The Bastow-Binnie Awards are part of an endowment given to the Urban and Community Studies programs by Marc Bastow '78
and his wife, Nancy Binnie.
Jose Avila, an Urban and
Community Studies major at the Greater Hartford campus, was an average Hartford high school student who knew he wanted to work with children.
With his parents' encouragement, he began his studies at Capital Community College, with his eye on transferring to UConn.
Working in a mentoring and tutoring program for kids, Avila discovered his passion, being
a role model for disadvantaged young people.
He started an intramural basketball program, and his soft-spoken demeanor and caring attitude touched many of the
"Some of the kids were really motivated. One kid transferred back to Hartford High. I think I made a change in this kid's life," says Avila.
Avila has volunteered to run another basketball program at Mi Casa, a Hartford center for women and children, during the summer.
During the school year, he works full time as a teacher's aide at Fred. D. Wish Elementary School.
Avila is earning top grades at UConn and plans to continue with a master's degree in social work.
He says he'd eventually like to be a school social worker.
"I am very lucky to have parents who support me," Avila says. "A lot of kids just don't have a role model, and I'd like to be that for them if I can."
Breyonne Golding, an Urban and Community Studies major in Storrs, would like to help Hartford keep its talent in Connecticut by one day becoming a city planner.
The graduate of Hartford's Weaver High was a Lewis Fox Scholar, a program that helps mentor and fund the education of high-potential students.
| Jose Avila and Breyonne Golding are the first recipients of the Bastow-Binnie Awards in urban studies.
|Photo by Lola Elliott-Hugh
With interests in political science, sociology, and art, Golding was drawn to the interdisciplinary program in Urban and Community Studies.
"I see so much potential in Hartford," says Golding.
"Not all the youth are getting in trouble, like it seems in the papers. There are a lot of us who grew up in Hartford and who stayed focused on our studies. People in this community helped me succeed, and I want to be part of helping others in Hartford succeed in return."
Golding began doing community service through UConn's Urban Plunge program.

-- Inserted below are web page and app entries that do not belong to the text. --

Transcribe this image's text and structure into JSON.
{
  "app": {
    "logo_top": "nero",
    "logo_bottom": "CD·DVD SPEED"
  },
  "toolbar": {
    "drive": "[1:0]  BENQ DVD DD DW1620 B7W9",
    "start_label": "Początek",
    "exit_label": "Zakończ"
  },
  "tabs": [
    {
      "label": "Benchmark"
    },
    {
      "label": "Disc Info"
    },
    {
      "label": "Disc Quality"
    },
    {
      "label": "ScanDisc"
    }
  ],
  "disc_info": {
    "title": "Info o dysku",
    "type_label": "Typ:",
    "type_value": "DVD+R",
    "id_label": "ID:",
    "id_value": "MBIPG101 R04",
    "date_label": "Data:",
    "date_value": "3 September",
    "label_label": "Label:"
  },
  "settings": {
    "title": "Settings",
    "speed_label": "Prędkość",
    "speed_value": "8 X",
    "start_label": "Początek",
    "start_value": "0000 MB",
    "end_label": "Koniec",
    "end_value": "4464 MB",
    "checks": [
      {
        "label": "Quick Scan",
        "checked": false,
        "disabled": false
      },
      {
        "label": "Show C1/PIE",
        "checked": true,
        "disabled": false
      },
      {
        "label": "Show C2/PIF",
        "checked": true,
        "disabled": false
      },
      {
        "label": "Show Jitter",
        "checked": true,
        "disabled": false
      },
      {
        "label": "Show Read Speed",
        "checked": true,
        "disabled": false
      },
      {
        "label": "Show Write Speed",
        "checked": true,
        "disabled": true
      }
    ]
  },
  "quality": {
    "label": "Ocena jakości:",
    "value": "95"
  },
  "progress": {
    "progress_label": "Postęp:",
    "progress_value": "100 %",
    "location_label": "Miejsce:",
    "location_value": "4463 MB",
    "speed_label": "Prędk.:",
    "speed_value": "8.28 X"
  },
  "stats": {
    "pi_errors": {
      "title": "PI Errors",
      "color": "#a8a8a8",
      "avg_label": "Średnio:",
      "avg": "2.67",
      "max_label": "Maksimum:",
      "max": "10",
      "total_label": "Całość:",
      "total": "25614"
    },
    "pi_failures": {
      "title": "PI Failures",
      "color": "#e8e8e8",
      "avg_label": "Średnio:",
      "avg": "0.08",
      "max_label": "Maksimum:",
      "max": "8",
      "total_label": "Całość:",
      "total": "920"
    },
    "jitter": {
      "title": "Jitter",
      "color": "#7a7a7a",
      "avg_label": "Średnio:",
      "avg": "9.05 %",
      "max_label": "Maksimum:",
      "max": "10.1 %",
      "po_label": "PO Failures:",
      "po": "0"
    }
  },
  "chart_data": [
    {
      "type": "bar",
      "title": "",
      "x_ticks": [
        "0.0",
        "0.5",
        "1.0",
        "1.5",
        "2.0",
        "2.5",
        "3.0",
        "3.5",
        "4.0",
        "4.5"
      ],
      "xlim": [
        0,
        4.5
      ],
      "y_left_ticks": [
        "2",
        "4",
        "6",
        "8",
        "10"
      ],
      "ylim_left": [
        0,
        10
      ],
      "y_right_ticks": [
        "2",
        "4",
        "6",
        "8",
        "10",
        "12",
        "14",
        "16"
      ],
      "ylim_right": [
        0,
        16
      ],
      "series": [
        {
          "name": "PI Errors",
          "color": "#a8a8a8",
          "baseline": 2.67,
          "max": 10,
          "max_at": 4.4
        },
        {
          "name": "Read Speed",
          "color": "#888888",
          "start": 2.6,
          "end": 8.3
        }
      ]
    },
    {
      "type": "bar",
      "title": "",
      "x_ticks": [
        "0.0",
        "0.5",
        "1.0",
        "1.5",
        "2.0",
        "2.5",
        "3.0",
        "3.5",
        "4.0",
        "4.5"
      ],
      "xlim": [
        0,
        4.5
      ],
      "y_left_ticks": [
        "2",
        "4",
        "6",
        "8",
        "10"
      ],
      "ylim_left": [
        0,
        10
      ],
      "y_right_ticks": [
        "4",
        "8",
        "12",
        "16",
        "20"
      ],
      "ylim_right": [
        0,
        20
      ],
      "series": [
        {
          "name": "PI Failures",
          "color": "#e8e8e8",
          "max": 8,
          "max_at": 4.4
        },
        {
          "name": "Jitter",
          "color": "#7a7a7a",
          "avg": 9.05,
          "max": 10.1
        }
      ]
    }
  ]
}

She has volunteered to work with the elderly, children, and the homeless in Boston, Washington D.C., and Philadelphia.
"Volunteering is about helping others, but in the end it is what you get back from the experience that changes you," she says.
During the 2005-06 academic year, Golding studied in South Africa, where she participated in a program for HIV education.

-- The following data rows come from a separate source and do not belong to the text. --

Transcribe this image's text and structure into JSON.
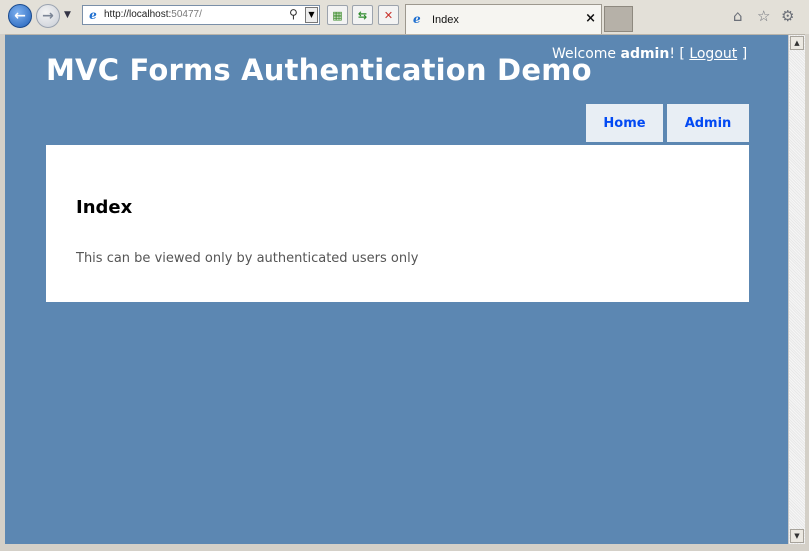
{
  "browser": {
    "url_host": "http://localhost:",
    "url_port": "50477/",
    "tab_title": "Index",
    "tab_close": "×",
    "icons": {
      "back": "back-arrow-icon",
      "forward": "forward-arrow-icon",
      "home": "home-icon",
      "favorites": "star-icon",
      "tools": "gear-icon"
    }
  },
  "site": {
    "title": "MVC Forms Authentication Demo",
    "welcome": "Welcome ",
    "username": "admin",
    "exclaim": "! [ ",
    "logout": "Logout",
    "close_bracket": " ]"
  },
  "menu": {
    "items": [
      {
        "label": "Home"
      },
      {
        "label": "Admin"
      }
    ]
  },
  "main": {
    "heading": "Index",
    "body_text": "This can be viewed only by authenticated users only"
  },
  "colors": {
    "page_background": "#5c87b2",
    "menu_tab_bg": "#e8eef4",
    "menu_link": "#034af3",
    "content_bg": "#ffffff"
  }
}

"I went out and spread the word to people in the community about HIV workshops they could attend," she says.
Golding says she would like to remain in Hartford when she graduates from UConn, and plans to be active in helping make the city a better place to live.
When the donor of the awards, Marc Bastow, came to UConn in the 1970's, he "found a home" in the Urban and Community Studies program, according to his academic advisor, Peter Halvorson, now an emeritus professor.
"Since his experience at the University helped set a path for his later success," Halvorson says, "Marc and his wife wanted to give something back to the program. The endowment was a wonderful surprise."